to reject the profit-sharing con-
tract covering 23,000 hourly work-
ers in five UAW locals.
TAIPEI iA)-Nationalist China's
President Chiang Kai-shek as-
serted yesterday that the United
Nations, "built to safeguard peace,
is now openly bowing to brute
He blamed this on what he
called deliberate disruptions by
the Communist bloc aided by neu-
Chiang's remarks were includ-
ed in a statement marking the
50th anniversary of the 1911
China mainland revolution that
led to the creation of the Repub-
lie of China.
Chiang declared that Commu-
nist Outer Mongolia "is trying to
trn.. i-- TTHT
Two Blocks Left
Man, Fruitfly Share Pattern'
Of Increasing Populations
By MICHAEL OLINICK
Man, if you press Prof. Marston Bates for an analogy, is like a pack
of fruitflies in a jar.
The fruitfiies will nultiply their numbers to the limit which the
jar can sustain, Prof. Bates of the zoology department said last night.
If you enlarge the jar, the numbers will correspondingly rise
In this manner, we can picture the population behavior pattern of
man as based on a series of new and larger jars.
From his first jar (the limits of a food consumer economy), man
jumped into a bigger-one via the Neolithic revolution which turned
<" him into a' food producer. This
revolution came about 10 or 12,000
years ago and changed man's re-
lations with the biological com-
munity, Prof.

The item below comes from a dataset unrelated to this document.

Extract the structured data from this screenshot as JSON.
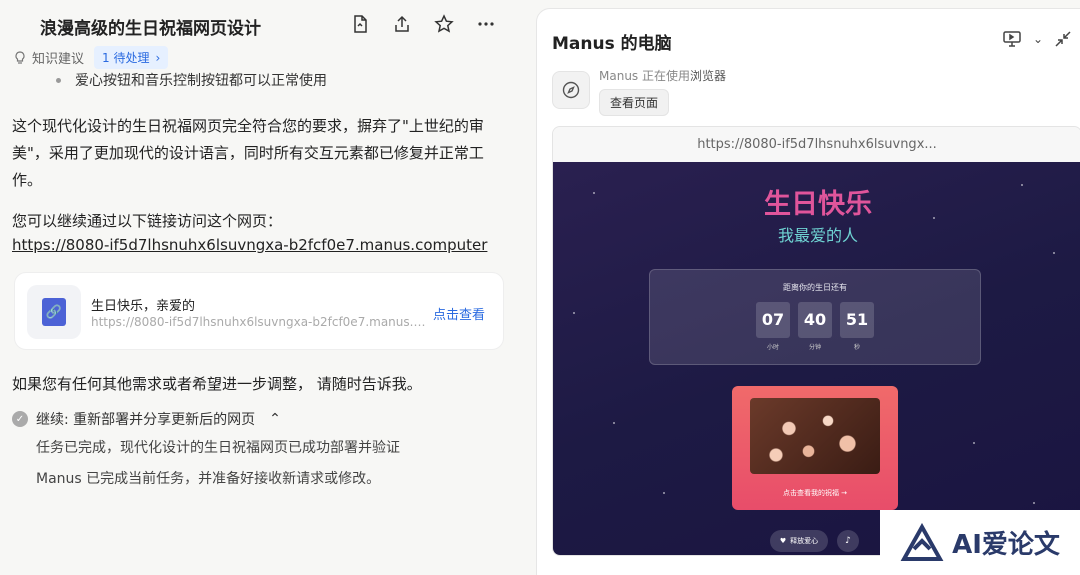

Bates said.
f Sin es The next changing of the jars
came about 3,000 B.C. when the
development of grains which were
earily stored and easily trans-
ported made the "urban revolu-
tion" possible and, thus, the incep-
tion of civilization and specializa-
New York Wins Fifth and Final Game 'c
CINCINNATI (P)-The Powerful New York Yankees won their
19th World Series in a five-game romp over outclassed Cincinnati,
crushing the Reds in a humiliating 13-5 barrage yesterday in the
loosely played finale.
With Mickey Mantle and Yogi Berra both out of action due to
injuries, the American League champs still mounted a 15-hit attack
against a parade of eight Cincinnati pitchers, the most ever used by
one team in a -series game.
Johnny Blanchard, Mantle's replacement, slammed a two-run
homer as the Yankees routed loser Joey Jay in a five-run first in-
ning. Hector Lopez, subbing for Berra,,'smashed a three-run homer
off Bill Henry during another five-run explosion in the fourth.
All during the warm, summery afternoon the muscular Yanks
battered the Reds' pitchers, and also took advantage of three errors
by Cincinnati's sloppy defense to run up the score.
The crowd of 32,589 had only two chances to cut loose in full
The next fivecenturies saw little
change in the dimensions of the
jar, so the population remained
basically static, Prof. Bates told
the Washtenaw County League for
Then came the Industrial Revo-
lution of the 18th Century and the
"marriage" of science and industry
in the 20th.
All these substitutions and en-
largements of the jars account in
part for the "Prevalence of People"
today, the theme of Prof. Bates'
.. ;: .